We first refer in this subsection to the code that generates, traverses, and modifies the data structure presented in Fig. 3 (a). A compact representation of the resulting RSRSG for the last sentence of the code can be seen in Fig. 3 (b). Although we do not show the code due to space constraints, we have to mention that this code presents an additional difficulty due to some tree permutations being carried out during data structure modification.

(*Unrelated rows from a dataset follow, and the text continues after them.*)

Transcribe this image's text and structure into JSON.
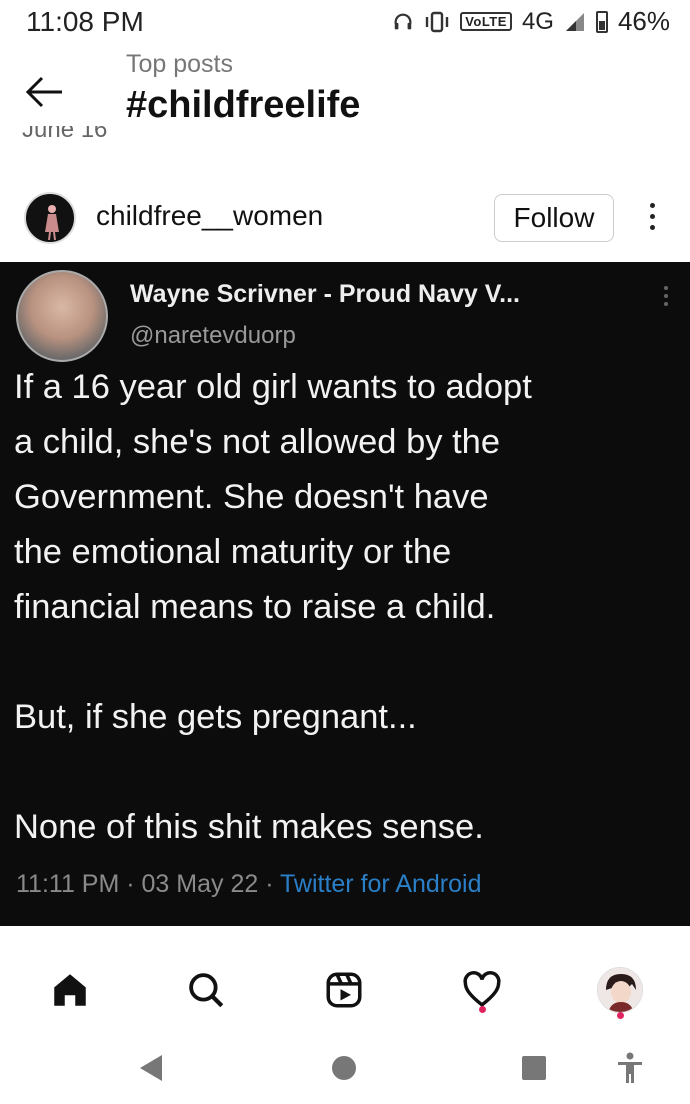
{
  "status_bar": {
    "time": "11:08 PM",
    "volte": "VoLTE",
    "network": "4G",
    "battery": "46%"
  },
  "header": {
    "subtitle": "Top posts",
    "title": "#childfreelife",
    "partial_date": "June 16"
  },
  "post": {
    "username": "childfree__women",
    "follow_label": "Follow",
    "tweet": {
      "author": "Wayne Scrivner - Proud Navy V...",
      "handle": "@naretevduorp",
      "lines": [
        "If a 16 year old girl wants to adopt",
        "a child, she's not allowed by the",
        "Government. She doesn't have",
        "the emotional maturity or the",
        "financial means to raise a child."
      ],
      "line2": "But, if she gets pregnant...",
      "line3": "None of this shit makes sense.",
      "timestamp": "11:11 PM · 03 May 22 · ",
      "source": "Twitter for Android"
    }
  },
  "bottom_nav": {
    "items": [
      "home-icon",
      "search-icon",
      "reels-icon",
      "activity-icon",
      "profile-avatar"
    ],
    "notification_color": "#e0245e"
  },
  "system_nav": [
    "back",
    "home",
    "recents",
    "accessibility"
  ]
}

Summarizing, after the compiler analyzes this code, the compact representation of the resulting RSRSG for the last sentence of the program (Fig. 3 (b)) accurately describes the data structure depicted in Fig. 3 in the sense that: (i) the compiler successfully detects the doubly linked list which is acyclic by selectors or and whose elements point to binary trees; (ii) as SHSEL =0, we can say that two different items of the header list cannot point to the same tree; (iii) at the same time, as no tree node ( , and ) is shared, we can say that different trees do not share items; and (iv) the same happens for the doubly linked list pointed to by the tree leaves: all the lists are independent, there are no two leaves pointing to the same list, and these lists are acyclic by selectors or .

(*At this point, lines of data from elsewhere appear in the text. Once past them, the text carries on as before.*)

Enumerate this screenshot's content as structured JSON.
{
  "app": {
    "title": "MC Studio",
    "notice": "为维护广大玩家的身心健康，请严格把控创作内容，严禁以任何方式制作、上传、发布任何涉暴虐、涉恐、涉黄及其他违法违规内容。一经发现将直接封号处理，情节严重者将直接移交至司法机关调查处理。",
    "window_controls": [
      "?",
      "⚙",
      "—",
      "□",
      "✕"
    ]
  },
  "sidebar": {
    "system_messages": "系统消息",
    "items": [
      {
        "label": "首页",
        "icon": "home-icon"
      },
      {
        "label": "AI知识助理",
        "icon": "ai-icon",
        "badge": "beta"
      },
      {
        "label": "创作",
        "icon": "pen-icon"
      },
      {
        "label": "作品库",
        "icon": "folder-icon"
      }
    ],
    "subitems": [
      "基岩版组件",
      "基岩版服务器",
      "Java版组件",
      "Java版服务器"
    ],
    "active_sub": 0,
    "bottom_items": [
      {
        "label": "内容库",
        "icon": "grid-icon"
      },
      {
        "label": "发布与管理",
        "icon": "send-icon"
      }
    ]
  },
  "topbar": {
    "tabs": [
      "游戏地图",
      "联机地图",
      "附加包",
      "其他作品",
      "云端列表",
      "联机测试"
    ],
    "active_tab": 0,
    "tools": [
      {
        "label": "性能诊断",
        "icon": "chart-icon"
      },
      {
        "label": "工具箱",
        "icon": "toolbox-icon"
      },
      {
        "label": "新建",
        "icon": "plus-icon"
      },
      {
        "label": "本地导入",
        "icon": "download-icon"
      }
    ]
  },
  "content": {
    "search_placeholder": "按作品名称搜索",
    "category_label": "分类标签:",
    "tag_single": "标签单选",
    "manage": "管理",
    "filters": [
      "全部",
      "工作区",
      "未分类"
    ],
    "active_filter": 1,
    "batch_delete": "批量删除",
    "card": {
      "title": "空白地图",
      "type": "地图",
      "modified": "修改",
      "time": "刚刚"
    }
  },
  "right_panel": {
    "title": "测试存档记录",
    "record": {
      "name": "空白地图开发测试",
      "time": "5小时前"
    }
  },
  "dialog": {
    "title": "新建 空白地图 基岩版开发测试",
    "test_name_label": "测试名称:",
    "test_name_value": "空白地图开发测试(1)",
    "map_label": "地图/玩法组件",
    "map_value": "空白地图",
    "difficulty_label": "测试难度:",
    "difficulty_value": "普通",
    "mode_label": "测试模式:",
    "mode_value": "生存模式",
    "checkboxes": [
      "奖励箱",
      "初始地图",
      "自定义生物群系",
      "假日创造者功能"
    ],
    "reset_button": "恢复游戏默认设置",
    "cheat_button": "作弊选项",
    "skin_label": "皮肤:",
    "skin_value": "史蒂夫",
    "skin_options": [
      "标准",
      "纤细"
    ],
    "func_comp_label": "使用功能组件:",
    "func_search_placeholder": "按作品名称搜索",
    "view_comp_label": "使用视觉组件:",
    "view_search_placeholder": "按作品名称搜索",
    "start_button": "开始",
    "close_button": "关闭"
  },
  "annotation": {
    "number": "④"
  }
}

Besides this, our compiler has also analyzed three sparse codes which generate, traverse, and modify complex dynamic data structures. A more detailed description of these codes and the compiler results is in . However, we just summarize here the functionality of these codes, for which the compiler generates very accurate RSRSGs that precisely describe the real data structure used in the codes.

• Sparse matrix-vector multiplication. Here we deal with an irregular code which implements a sparse matrix by vector multiplication, where the vectors are doubly linked lists and the matrix is a doubly linked list with pointers to other doubly linked lists which store the matrix rows.

• Sparse matrix-matrix multiplication. This code implements a sparse matrix by matrix multiplication, . All the sparse matrices are also stored as a doubly linked list with pointers to sparse rows. Note that matrix A grows during the multiplication process.

• Sparse LU factorization. This code solves non-symmetric sparse linear systems by applying the LU factorization of the sparse matrix. Here, the sparse matrix is a list of pointers to sparse columns. However, this code is much more complex to analyze due to the partial pivoting and column permutation which takes place in the factorization in order to provide numerical stability and preserve the sparseness.

As we mentioned, all these codes are accurately analyzed in the compiler L1 level. However, in Table 1 we also present time and memory requirements of levels L2 and L3 to illustrate how increasing the number of properties of the compiler usually leads to higher compilation times and larger memory pools. For the Sparse LU factorization, our compiler runs out of memory in L2 and L3 in our 128 MB Pentium III and, therefore, only values for L1 level are provided. The exception in Table 1 is due to the Barnes-Hut N-body simulation which is described next.   Next: Barnes-Hut N-body simulation Up: Experimental results Previous: Progressive analysis
Rafael Asenjo Plaza 2002-02-19